*** Dataset records ***

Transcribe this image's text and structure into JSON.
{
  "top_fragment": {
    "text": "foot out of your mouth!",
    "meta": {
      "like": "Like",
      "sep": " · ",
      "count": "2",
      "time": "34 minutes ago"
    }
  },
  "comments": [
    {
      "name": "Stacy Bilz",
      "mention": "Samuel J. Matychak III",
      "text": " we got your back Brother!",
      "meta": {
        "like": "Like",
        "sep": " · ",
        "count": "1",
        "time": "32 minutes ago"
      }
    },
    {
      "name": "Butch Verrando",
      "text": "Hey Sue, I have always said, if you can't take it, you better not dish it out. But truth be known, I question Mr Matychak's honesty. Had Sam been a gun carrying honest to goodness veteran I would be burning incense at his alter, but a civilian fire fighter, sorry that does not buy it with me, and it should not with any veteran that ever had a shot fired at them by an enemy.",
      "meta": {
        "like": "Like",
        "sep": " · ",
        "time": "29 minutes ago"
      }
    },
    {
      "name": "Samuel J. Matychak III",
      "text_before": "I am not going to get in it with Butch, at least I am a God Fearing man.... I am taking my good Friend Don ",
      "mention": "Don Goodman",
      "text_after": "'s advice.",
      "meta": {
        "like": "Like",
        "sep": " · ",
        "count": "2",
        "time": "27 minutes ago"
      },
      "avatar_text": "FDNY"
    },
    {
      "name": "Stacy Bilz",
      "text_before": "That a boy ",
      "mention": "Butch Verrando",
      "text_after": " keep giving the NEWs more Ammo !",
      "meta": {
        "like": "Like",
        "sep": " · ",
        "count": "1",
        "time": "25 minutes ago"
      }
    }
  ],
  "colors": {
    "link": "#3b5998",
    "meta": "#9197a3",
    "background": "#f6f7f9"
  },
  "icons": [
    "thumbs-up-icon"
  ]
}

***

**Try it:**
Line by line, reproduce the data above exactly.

**Worked solution:**
Transcribe this image's text and structure into JSON.
{
  "top_fragment": {
    "text": "foot out of your mouth!",
    "meta": {
      "like": "Like",
      "sep": " · ",
      "count": "2",
      "time": "34 minutes ago"
    }
  },
  "comments": [
    {
      "name": "Stacy Bilz",
      "mention": "Samuel J. Matychak III",
      "text": " we got your back Brother!",
      "meta": {
        "like": "Like",
        "sep": " · ",
        "count": "1",
        "time": "32 minutes ago"
      }
    },
    {
      "name": "Butch Verrando",
      "text": "Hey Sue, I have always said, if you can't take it, you better not dish it out. But truth be known, I question Mr Matychak's honesty. Had Sam been a gun carrying honest to goodness veteran I would be burning incense at his alter, but a civilian fire fighter, sorry that does not buy it with me, and it should not with any veteran that ever had a shot fired at them by an enemy.",
      "meta": {
        "like": "Like",
        "sep": " · ",
        "time": "29 minutes ago"
      }
    },
    {
      "name": "Samuel J. Matychak III",
      "text_before": "I am not going to get in it with Butch, at least I am a God Fearing man.... I am taking my good Friend Don ",
      "mention": "Don Goodman",
      "text_after": "'s advice.",
      "meta": {
        "like": "Like",
        "sep": " · ",
        "count": "2",
        "time": "27 minutes ago"
      },
      "avatar_text": "FDNY"
    },
    {
      "name": "Stacy Bilz",
      "text_before": "That a boy ",
      "mention": "Butch Verrando",
      "text_after": " keep giving the NEWs more Ammo !",
      "meta": {
        "like": "Like",
        "sep": " · ",
        "count": "1",
        "time": "25 minutes ago"
      }
    }
  ],
  "colors": {
    "link": "#3b5998",
    "meta": "#9197a3",
    "background": "#f6f7f9"
  },
  "icons": [
    "thumbs-up-icon"
  ]
}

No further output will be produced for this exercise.